Second Life users have primarily focused on the specific articulation of their avatars that are capable of teleporting instantly from place to place. Although the careful attention to bodily construction has rendered the design of spatial sites almost negligible, this trend seems to be changing, as architects and urban planners begin to re-imagine the infinite possibilities of constructing within virtual space. I focus on two sets of projects within Second Life, both undertaken in 2007 and both that insist upon temporary, unstable, and changing forms of spatial situation and planning. First, I consider the designs of Stockholm-based LOL Architects, the world’s largest virtual architecture office, which include Magnus Nilson’s wearable Yurt++, Alpar Asztalos’ parasitical structures that momentarily latch onto existing virtual properties, and Erik Andren’s instant rooms that appear when avatars enter and disappear when they leave. In addition, I examine the four winning designs from the First Annual Architecture and Design Competition in Second Life, which are a cloud that can be inhabited, a virtual museum, an interactive sound-scape, and a palace of discarded objects. I ask how these experiments and interactions undertaken virtually can be imported back into real-world scenarios and physically material spaces. Yet even if Second Life’s spatial structures and programs cannot be re-interpreted materially for first life scenarios and experiences, I propose that Second Life’s symbolic function reveals a socially embedded practice, not only focused on how spaces are constructed and used, but also on how bodies are to be perceived and legitimatized, which can in turn challenge us to identify social-spatial continuities and discontinuities occurring in our first lives.

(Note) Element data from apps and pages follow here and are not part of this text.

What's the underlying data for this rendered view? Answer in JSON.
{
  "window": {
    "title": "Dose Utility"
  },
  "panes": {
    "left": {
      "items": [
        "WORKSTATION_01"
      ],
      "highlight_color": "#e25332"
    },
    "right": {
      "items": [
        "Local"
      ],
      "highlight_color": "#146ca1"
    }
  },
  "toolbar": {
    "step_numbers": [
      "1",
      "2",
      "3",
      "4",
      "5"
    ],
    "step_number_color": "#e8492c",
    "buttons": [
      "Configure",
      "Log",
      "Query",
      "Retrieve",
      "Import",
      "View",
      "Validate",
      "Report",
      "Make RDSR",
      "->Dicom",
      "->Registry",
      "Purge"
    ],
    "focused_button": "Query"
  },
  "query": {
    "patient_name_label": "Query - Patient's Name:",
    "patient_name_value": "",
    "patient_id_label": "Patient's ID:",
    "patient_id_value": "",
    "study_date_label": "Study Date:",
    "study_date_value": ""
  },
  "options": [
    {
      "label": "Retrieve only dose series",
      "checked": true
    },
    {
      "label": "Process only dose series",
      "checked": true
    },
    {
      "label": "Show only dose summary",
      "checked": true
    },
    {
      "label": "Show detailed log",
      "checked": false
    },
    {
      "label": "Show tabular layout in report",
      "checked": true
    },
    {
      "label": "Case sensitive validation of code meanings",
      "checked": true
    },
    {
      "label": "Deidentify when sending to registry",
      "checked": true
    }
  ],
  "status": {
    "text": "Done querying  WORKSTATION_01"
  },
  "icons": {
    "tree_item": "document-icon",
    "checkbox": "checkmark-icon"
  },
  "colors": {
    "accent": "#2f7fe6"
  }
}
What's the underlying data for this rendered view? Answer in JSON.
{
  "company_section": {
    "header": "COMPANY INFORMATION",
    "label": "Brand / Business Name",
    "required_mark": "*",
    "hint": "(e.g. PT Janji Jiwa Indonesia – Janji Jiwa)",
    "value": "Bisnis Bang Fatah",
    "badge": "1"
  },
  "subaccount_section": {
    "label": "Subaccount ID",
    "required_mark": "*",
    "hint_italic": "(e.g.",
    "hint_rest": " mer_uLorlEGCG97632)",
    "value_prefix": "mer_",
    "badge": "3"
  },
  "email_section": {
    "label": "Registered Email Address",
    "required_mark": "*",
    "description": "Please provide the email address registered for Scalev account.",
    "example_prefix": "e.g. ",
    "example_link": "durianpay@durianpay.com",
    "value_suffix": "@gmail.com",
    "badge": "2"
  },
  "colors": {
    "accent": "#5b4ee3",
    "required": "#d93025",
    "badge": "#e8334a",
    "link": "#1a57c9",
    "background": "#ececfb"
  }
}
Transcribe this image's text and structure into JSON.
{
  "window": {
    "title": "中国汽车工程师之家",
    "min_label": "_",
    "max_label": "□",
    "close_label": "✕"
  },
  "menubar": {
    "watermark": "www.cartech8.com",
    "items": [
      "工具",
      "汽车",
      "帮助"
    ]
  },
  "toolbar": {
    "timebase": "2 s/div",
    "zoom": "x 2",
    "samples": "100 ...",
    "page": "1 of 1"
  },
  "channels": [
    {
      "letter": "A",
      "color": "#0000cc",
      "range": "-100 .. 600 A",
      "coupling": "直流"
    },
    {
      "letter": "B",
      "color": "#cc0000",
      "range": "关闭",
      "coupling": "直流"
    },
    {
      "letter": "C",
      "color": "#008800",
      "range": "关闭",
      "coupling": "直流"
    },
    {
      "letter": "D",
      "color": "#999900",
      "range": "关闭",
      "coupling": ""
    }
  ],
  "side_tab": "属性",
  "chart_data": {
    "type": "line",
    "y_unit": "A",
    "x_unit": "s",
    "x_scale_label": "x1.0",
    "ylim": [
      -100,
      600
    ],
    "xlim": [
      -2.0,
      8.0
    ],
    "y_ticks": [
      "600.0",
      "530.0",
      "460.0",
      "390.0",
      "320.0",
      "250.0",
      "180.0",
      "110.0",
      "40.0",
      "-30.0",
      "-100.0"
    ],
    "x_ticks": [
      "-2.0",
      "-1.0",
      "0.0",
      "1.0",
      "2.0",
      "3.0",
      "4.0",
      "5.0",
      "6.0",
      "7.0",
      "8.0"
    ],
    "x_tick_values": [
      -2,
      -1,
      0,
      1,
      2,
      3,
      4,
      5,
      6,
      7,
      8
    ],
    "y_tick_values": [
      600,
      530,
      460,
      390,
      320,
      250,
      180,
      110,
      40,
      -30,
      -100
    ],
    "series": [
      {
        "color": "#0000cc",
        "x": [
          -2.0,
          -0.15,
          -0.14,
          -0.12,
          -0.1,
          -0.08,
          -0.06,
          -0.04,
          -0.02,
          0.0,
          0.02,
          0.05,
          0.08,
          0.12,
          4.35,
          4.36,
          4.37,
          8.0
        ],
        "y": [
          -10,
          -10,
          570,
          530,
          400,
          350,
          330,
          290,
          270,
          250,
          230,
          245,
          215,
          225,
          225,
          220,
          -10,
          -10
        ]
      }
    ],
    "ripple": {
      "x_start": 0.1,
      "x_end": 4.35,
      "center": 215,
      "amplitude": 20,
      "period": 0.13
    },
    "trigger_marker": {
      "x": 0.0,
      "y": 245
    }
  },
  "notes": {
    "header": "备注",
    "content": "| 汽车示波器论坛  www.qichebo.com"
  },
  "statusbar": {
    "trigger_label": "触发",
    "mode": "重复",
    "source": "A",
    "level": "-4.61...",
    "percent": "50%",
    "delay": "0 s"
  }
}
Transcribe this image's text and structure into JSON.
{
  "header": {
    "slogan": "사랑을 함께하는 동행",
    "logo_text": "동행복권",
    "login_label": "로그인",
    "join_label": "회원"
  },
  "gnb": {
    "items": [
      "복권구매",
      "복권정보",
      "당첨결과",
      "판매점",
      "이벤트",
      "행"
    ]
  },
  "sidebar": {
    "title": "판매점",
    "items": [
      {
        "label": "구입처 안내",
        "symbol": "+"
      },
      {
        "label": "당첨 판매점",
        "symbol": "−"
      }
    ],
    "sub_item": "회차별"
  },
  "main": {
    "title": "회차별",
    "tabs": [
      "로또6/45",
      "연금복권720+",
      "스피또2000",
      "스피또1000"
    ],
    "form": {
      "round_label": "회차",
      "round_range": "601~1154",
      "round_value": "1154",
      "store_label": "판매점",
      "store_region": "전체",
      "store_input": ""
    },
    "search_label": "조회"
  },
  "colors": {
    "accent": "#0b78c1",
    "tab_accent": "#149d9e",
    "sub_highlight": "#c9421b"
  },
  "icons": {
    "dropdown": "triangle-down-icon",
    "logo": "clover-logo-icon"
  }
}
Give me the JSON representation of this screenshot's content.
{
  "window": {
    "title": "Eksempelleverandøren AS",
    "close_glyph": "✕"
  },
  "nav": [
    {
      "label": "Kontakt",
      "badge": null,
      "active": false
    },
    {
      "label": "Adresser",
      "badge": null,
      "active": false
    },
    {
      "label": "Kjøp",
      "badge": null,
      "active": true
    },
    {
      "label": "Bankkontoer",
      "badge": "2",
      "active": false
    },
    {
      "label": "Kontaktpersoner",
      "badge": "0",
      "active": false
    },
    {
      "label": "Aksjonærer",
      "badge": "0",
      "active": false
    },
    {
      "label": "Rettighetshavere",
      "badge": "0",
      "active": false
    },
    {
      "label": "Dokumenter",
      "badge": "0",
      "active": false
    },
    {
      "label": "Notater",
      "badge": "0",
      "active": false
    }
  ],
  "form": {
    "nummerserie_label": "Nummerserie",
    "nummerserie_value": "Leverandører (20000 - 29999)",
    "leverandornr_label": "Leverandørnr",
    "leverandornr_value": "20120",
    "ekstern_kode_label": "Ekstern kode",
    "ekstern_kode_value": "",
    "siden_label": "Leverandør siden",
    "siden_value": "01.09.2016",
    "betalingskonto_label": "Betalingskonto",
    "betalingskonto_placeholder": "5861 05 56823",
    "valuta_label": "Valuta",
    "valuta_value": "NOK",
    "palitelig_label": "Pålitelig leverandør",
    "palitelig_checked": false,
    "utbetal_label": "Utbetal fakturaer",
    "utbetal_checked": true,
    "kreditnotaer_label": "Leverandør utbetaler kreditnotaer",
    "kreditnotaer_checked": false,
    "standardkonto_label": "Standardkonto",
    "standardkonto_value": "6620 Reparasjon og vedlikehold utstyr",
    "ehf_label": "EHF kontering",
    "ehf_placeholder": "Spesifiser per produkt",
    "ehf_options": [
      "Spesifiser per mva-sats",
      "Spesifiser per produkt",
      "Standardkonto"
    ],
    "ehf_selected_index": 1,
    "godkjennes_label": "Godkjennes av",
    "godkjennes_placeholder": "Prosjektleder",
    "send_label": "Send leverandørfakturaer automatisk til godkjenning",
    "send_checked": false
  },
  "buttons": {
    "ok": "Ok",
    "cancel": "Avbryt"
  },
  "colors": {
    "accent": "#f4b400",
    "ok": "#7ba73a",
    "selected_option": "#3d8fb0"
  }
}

|Keywords:||Second Life, Virtuality, Digital Technology|
Assistant Professor, Art History, University of Wisconsin, Milwaukee, WI, USA